[Stored data]
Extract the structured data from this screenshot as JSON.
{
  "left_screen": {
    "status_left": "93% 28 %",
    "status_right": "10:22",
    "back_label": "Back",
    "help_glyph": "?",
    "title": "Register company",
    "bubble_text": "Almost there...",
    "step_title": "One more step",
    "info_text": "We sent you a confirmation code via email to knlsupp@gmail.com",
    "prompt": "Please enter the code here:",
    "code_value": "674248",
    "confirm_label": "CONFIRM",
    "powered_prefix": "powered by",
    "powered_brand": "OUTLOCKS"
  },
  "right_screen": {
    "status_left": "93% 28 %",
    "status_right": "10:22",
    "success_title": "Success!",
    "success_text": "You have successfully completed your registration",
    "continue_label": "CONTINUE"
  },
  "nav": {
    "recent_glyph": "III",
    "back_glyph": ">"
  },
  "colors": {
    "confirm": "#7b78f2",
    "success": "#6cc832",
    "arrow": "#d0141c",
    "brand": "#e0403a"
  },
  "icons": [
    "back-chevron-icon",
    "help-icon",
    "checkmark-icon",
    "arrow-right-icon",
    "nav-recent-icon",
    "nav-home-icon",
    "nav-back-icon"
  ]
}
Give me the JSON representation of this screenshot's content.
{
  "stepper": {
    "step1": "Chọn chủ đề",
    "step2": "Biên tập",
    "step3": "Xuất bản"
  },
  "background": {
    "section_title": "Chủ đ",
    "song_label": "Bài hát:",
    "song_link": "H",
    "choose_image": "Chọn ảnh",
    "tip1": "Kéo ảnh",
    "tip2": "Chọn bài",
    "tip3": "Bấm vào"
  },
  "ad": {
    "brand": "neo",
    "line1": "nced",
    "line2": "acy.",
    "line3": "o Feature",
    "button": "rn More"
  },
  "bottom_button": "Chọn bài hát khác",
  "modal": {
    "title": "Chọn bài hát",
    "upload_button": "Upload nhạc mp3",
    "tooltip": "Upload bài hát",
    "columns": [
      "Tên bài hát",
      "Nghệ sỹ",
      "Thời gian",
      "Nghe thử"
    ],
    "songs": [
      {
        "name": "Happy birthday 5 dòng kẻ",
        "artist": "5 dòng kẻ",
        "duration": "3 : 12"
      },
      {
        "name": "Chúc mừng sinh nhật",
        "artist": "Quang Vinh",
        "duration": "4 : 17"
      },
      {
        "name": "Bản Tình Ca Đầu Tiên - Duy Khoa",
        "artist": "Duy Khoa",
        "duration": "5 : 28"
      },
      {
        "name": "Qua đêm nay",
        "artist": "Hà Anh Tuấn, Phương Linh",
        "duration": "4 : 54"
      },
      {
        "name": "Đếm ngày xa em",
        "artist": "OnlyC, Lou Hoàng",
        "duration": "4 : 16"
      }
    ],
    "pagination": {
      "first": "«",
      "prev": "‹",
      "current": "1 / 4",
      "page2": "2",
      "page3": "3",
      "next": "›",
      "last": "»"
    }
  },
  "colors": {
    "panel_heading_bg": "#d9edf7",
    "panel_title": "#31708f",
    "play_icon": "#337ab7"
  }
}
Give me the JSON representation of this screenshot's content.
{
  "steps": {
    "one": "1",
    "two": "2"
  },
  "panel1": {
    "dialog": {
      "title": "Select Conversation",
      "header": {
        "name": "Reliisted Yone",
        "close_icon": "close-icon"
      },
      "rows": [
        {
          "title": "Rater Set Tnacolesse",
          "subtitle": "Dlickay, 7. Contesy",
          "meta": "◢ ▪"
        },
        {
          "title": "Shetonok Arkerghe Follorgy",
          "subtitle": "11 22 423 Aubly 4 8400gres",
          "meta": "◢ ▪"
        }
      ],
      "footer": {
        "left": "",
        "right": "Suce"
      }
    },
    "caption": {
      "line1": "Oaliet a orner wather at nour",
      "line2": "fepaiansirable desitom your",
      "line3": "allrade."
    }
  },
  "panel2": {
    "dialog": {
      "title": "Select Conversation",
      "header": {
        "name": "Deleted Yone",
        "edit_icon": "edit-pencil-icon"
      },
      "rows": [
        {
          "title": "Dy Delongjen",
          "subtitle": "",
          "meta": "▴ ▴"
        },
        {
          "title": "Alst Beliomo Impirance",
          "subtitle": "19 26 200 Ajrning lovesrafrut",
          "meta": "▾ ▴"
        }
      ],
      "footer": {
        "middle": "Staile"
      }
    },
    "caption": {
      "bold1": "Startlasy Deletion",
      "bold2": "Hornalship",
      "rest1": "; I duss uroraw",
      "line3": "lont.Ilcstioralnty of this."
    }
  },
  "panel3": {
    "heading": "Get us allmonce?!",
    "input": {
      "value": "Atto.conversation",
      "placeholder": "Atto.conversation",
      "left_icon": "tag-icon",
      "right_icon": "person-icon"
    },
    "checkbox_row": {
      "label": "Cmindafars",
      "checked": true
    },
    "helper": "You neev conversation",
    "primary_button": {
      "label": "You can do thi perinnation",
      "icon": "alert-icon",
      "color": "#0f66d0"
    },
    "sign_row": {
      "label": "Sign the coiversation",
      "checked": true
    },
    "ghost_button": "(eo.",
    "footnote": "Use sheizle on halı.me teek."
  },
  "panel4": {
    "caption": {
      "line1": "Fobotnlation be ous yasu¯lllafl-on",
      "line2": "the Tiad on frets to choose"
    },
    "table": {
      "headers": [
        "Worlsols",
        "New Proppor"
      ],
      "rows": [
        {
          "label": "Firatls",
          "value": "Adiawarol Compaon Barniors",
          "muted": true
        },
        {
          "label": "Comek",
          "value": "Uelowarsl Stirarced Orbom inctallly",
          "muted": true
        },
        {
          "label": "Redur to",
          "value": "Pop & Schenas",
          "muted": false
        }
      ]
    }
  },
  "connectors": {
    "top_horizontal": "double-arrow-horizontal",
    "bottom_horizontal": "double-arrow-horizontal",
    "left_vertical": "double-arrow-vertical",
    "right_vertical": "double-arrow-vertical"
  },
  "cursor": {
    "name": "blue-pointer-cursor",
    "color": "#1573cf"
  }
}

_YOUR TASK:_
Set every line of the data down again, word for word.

_RESPONSE AREA:_
Extract the structured data from this screenshot as JSON.
{
  "left_screen": {
    "status_left": "93% 28 %",
    "status_right": "10:22",
    "back_label": "Back",
    "help_glyph": "?",
    "title": "Register company",
    "bubble_text": "Almost there...",
    "step_title": "One more step",
    "info_text": "We sent you a confirmation code via email to knlsupp@gmail.com",
    "prompt": "Please enter the code here:",
    "code_value": "674248",
    "confirm_label": "CONFIRM",
    "powered_prefix": "powered by",
    "powered_brand": "OUTLOCKS"
  },
  "right_screen": {
    "status_left": "93% 28 %",
    "status_right": "10:22",
    "success_title": "Success!",
    "success_text": "You have successfully completed your registration",
    "continue_label": "CONTINUE"
  },
  "nav": {
    "recent_glyph": "III",
    "back_glyph": ">"
  },
  "colors": {
    "confirm": "#7b78f2",
    "success": "#6cc832",
    "arrow": "#d0141c",
    "brand": "#e0403a"
  },
  "icons": [
    "back-chevron-icon",
    "help-icon",
    "checkmark-icon",
    "arrow-right-icon",
    "nav-recent-icon",
    "nav-home-icon",
    "nav-back-icon"
  ]
}
Give me the JSON representation of this screenshot's content.
{
  "stepper": {
    "step1": "Chọn chủ đề",
    "step2": "Biên tập",
    "step3": "Xuất bản"
  },
  "background": {
    "section_title": "Chủ đ",
    "song_label": "Bài hát:",
    "song_link": "H",
    "choose_image": "Chọn ảnh",
    "tip1": "Kéo ảnh",
    "tip2": "Chọn bài",
    "tip3": "Bấm vào"
  },
  "ad": {
    "brand": "neo",
    "line1": "nced",
    "line2": "acy.",
    "line3": "o Feature",
    "button": "rn More"
  },
  "bottom_button": "Chọn bài hát khác",
  "modal": {
    "title": "Chọn bài hát",
    "upload_button": "Upload nhạc mp3",
    "tooltip": "Upload bài hát",
    "columns": [
      "Tên bài hát",
      "Nghệ sỹ",
      "Thời gian",
      "Nghe thử"
    ],
    "songs": [
      {
        "name": "Happy birthday 5 dòng kẻ",
        "artist": "5 dòng kẻ",
        "duration": "3 : 12"
      },
      {
        "name": "Chúc mừng sinh nhật",
        "artist": "Quang Vinh",
        "duration": "4 : 17"
      },
      {
        "name": "Bản Tình Ca Đầu Tiên - Duy Khoa",
        "artist": "Duy Khoa",
        "duration": "5 : 28"
      },
      {
        "name": "Qua đêm nay",
        "artist": "Hà Anh Tuấn, Phương Linh",
        "duration": "4 : 54"
      },
      {
        "name": "Đếm ngày xa em",
        "artist": "OnlyC, Lou Hoàng",
        "duration": "4 : 16"
      }
    ],
    "pagination": {
      "first": "«",
      "prev": "‹",
      "current": "1 / 4",
      "page2": "2",
      "page3": "3",
      "next": "›",
      "last": "»"
    }
  },
  "colors": {
    "panel_heading_bg": "#d9edf7",
    "panel_title": "#31708f",
    "play_icon": "#337ab7"
  }
}
Give me the JSON representation of this screenshot's content.
{
  "steps": {
    "one": "1",
    "two": "2"
  },
  "panel1": {
    "dialog": {
      "title": "Select Conversation",
      "header": {
        "name": "Reliisted Yone",
        "close_icon": "close-icon"
      },
      "rows": [
        {
          "title": "Rater Set Tnacolesse",
          "subtitle": "Dlickay, 7. Contesy",
          "meta": "◢ ▪"
        },
        {
          "title": "Shetonok Arkerghe Follorgy",
          "subtitle": "11 22 423 Aubly 4 8400gres",
          "meta": "◢ ▪"
        }
      ],
      "footer": {
        "left": "",
        "right": "Suce"
      }
    },
    "caption": {
      "line1": "Oaliet a orner wather at nour",
      "line2": "fepaiansirable desitom your",
      "line3": "allrade."
    }
  },
  "panel2": {
    "dialog": {
      "title": "Select Conversation",
      "header": {
        "name": "Deleted Yone",
        "edit_icon": "edit-pencil-icon"
      },
      "rows": [
        {
          "title": "Dy Delongjen",
          "subtitle": "",
          "meta": "▴ ▴"
        },
        {
          "title": "Alst Beliomo Impirance",
          "subtitle": "19 26 200 Ajrning lovesrafrut",
          "meta": "▾ ▴"
        }
      ],
      "footer": {
        "middle": "Staile"
      }
    },
    "caption": {
      "bold1": "Startlasy Deletion",
      "bold2": "Hornalship",
      "rest1": "; I duss uroraw",
      "line3": "lont.Ilcstioralnty of this."
    }
  },
  "panel3": {
    "heading": "Get us allmonce?!",
    "input": {
      "value": "Atto.conversation",
      "placeholder": "Atto.conversation",
      "left_icon": "tag-icon",
      "right_icon": "person-icon"
    },
    "checkbox_row": {
      "label": "Cmindafars",
      "checked": true
    },
    "helper": "You neev conversation",
    "primary_button": {
      "label": "You can do thi perinnation",
      "icon": "alert-icon",
      "color": "#0f66d0"
    },
    "sign_row": {
      "label": "Sign the coiversation",
      "checked": true
    },
    "ghost_button": "(eo.",
    "footnote": "Use sheizle on halı.me teek."
  },
  "panel4": {
    "caption": {
      "line1": "Fobotnlation be ous yasu¯lllafl-on",
      "line2": "the Tiad on frets to choose"
    },
    "table": {
      "headers": [
        "Worlsols",
        "New Proppor"
      ],
      "rows": [
        {
          "label": "Firatls",
          "value": "Adiawarol Compaon Barniors",
          "muted": true
        },
        {
          "label": "Comek",
          "value": "Uelowarsl Stirarced Orbom inctallly",
          "muted": true
        },
        {
          "label": "Redur to",
          "value": "Pop & Schenas",
          "muted": false
        }
      ]
    }
  },
  "connectors": {
    "top_horizontal": "double-arrow-horizontal",
    "bottom_horizontal": "double-arrow-horizontal",
    "left_vertical": "double-arrow-vertical",
    "right_vertical": "double-arrow-vertical"
  },
  "cursor": {
    "name": "blue-pointer-cursor",
    "color": "#1573cf"
  }
}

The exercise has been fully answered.